Copy out each line of the data that includes the string "options".
◆ ◆ ◆
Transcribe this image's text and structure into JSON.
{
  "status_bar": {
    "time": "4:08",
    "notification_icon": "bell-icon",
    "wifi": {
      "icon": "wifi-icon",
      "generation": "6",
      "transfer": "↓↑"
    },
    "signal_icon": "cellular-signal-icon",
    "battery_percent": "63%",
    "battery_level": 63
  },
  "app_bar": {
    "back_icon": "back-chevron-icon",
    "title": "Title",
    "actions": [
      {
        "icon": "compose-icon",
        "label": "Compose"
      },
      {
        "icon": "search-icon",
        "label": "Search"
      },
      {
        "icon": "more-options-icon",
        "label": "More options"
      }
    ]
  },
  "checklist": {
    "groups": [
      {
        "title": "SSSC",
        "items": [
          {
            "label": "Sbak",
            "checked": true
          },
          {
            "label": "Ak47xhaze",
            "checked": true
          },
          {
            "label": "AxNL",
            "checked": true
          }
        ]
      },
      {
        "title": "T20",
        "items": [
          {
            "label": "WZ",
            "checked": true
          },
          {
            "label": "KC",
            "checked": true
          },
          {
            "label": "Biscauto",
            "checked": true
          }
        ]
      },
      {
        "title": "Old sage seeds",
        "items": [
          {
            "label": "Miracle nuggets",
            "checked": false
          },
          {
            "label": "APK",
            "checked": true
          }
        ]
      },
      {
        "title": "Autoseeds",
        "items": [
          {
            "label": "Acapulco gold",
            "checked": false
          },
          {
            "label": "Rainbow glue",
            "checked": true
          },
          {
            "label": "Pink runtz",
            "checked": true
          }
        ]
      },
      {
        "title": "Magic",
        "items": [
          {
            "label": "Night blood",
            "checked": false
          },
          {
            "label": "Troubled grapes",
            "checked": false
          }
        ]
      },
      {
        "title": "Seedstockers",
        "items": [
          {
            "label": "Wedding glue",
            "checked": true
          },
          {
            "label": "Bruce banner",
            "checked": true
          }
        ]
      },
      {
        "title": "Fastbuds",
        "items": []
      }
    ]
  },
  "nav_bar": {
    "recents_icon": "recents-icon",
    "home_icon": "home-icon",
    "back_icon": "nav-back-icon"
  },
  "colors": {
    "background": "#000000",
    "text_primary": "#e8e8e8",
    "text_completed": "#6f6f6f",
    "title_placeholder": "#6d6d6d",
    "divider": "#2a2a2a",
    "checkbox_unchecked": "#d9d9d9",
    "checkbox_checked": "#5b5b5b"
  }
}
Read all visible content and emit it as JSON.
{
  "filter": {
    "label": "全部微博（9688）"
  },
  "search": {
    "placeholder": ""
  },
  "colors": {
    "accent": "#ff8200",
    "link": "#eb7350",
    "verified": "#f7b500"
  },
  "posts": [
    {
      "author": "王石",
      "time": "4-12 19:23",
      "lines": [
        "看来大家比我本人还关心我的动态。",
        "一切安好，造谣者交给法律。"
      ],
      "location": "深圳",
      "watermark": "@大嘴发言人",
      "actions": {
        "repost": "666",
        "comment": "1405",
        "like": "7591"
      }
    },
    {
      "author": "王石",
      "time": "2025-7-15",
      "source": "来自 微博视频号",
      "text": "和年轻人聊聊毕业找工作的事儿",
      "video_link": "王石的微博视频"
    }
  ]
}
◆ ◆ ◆
[RESULT OF THIS TASK]
        "icon": "more-options-icon",
        "label": "More options"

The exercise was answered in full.